=== Try it ===
Would you return every line of the listing below that has "информация" in it?

=== Material for this task ===
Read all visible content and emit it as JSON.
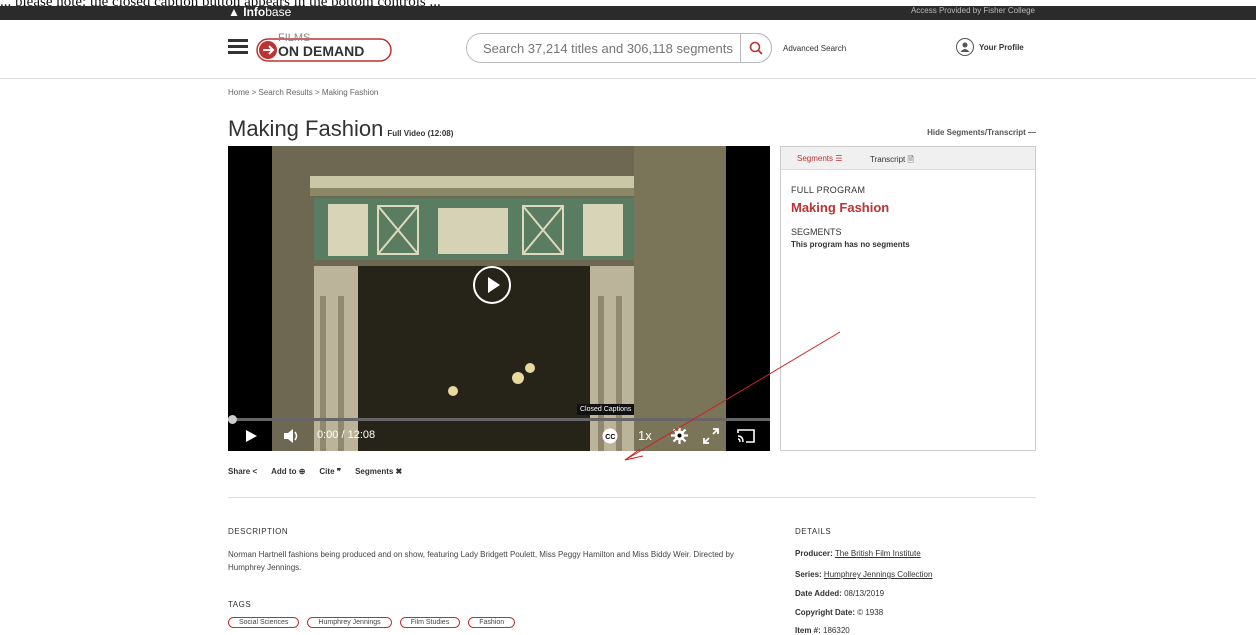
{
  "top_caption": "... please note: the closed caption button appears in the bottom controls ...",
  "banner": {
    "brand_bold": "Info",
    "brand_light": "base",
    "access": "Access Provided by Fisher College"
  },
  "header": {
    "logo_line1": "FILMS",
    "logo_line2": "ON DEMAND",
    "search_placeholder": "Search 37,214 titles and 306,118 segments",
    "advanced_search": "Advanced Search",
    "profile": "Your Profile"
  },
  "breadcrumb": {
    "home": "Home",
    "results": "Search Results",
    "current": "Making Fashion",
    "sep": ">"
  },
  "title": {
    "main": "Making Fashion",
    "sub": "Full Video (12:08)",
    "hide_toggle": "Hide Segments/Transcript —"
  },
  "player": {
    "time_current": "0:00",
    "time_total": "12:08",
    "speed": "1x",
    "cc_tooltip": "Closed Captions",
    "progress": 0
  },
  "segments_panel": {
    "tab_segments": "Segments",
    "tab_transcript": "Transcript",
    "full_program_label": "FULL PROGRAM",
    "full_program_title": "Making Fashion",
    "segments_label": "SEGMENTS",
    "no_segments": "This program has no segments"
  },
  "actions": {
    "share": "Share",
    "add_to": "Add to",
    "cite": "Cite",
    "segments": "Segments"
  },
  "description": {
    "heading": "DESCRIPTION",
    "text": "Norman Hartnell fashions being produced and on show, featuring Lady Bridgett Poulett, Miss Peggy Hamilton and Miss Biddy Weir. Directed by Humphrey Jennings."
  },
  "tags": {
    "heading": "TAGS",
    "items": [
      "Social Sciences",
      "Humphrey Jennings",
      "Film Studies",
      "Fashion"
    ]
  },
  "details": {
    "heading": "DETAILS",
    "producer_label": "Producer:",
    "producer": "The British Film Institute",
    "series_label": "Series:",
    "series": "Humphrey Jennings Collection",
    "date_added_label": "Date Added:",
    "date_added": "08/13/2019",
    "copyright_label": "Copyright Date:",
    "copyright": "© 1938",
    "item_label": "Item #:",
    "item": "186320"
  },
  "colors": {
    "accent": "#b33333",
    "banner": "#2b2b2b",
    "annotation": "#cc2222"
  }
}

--

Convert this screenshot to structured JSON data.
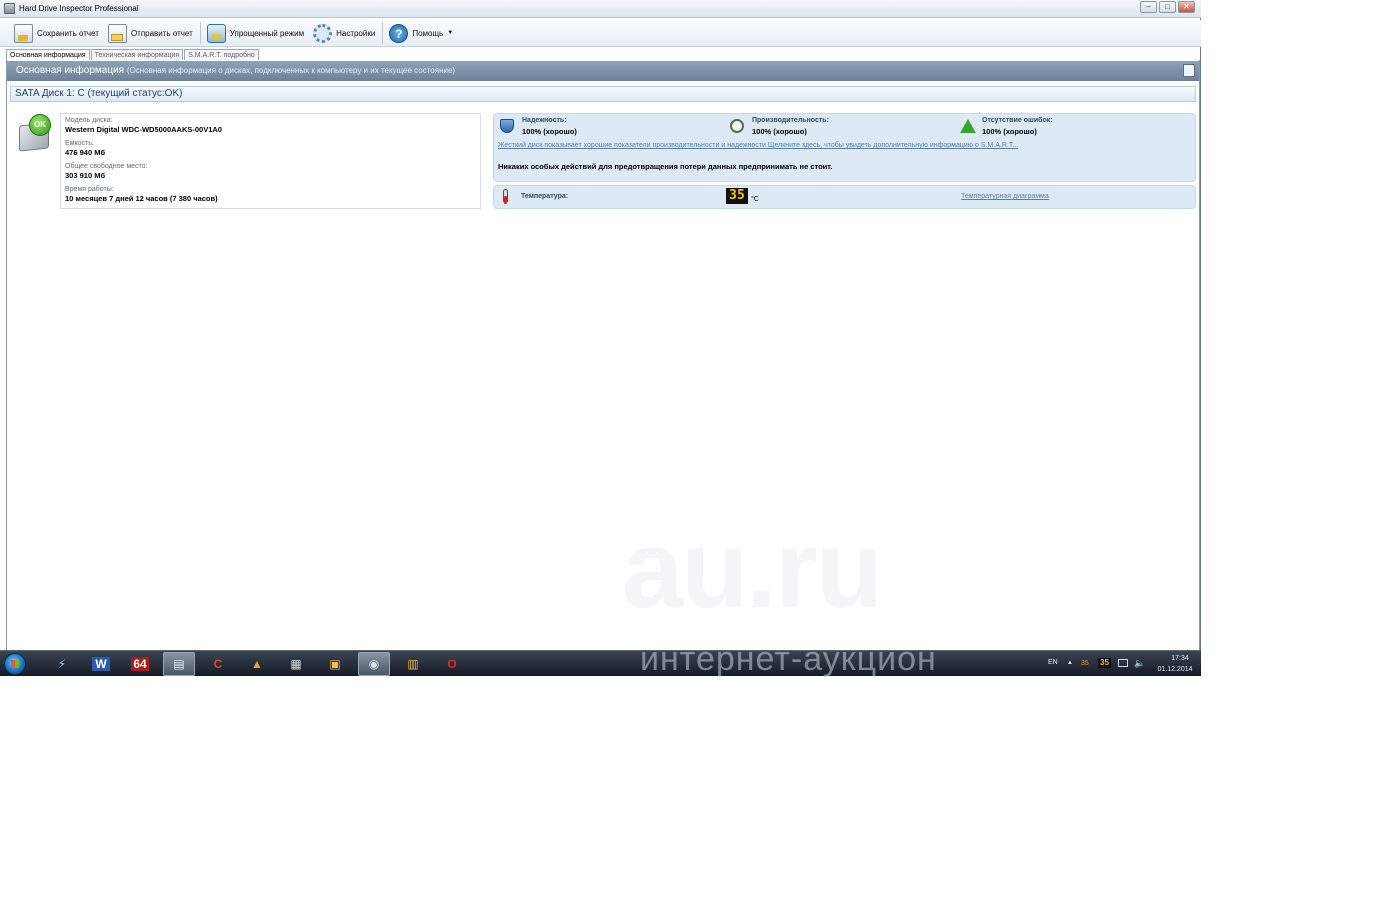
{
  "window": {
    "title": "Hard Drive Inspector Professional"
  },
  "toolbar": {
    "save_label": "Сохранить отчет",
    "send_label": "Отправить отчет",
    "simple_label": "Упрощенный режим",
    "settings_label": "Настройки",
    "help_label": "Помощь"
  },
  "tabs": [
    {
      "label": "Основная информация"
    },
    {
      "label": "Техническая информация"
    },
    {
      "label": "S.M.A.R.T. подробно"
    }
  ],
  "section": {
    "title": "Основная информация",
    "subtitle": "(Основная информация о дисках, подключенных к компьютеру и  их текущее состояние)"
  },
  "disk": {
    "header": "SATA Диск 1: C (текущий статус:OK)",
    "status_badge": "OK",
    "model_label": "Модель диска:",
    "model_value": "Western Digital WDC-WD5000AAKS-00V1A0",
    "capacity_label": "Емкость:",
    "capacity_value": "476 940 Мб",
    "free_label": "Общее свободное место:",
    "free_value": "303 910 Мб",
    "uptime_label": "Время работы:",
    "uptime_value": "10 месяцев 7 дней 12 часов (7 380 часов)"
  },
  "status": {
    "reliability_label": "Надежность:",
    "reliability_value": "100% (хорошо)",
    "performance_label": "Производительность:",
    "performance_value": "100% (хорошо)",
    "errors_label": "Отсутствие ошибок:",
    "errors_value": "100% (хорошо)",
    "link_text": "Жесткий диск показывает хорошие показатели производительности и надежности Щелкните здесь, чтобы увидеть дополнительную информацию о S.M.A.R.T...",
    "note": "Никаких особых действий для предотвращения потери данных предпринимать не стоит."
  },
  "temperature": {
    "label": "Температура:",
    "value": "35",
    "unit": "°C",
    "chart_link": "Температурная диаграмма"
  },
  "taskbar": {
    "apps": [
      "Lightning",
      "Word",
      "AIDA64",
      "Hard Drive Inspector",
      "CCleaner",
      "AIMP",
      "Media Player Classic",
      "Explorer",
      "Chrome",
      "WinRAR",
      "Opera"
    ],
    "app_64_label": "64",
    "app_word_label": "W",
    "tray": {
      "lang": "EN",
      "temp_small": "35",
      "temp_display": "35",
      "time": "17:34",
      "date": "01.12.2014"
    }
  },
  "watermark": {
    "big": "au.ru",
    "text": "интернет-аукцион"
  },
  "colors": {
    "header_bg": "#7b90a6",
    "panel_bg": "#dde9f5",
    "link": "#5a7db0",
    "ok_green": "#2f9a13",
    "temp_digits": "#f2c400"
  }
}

=== Reply to the task ===
      "label": "Основная информация"
      "label": "Техническая информация"
    "title": "Основная информация",
    "subtitle": "(Основная информация о дисках, подключенных к компьютеру и  их текущее состояние)"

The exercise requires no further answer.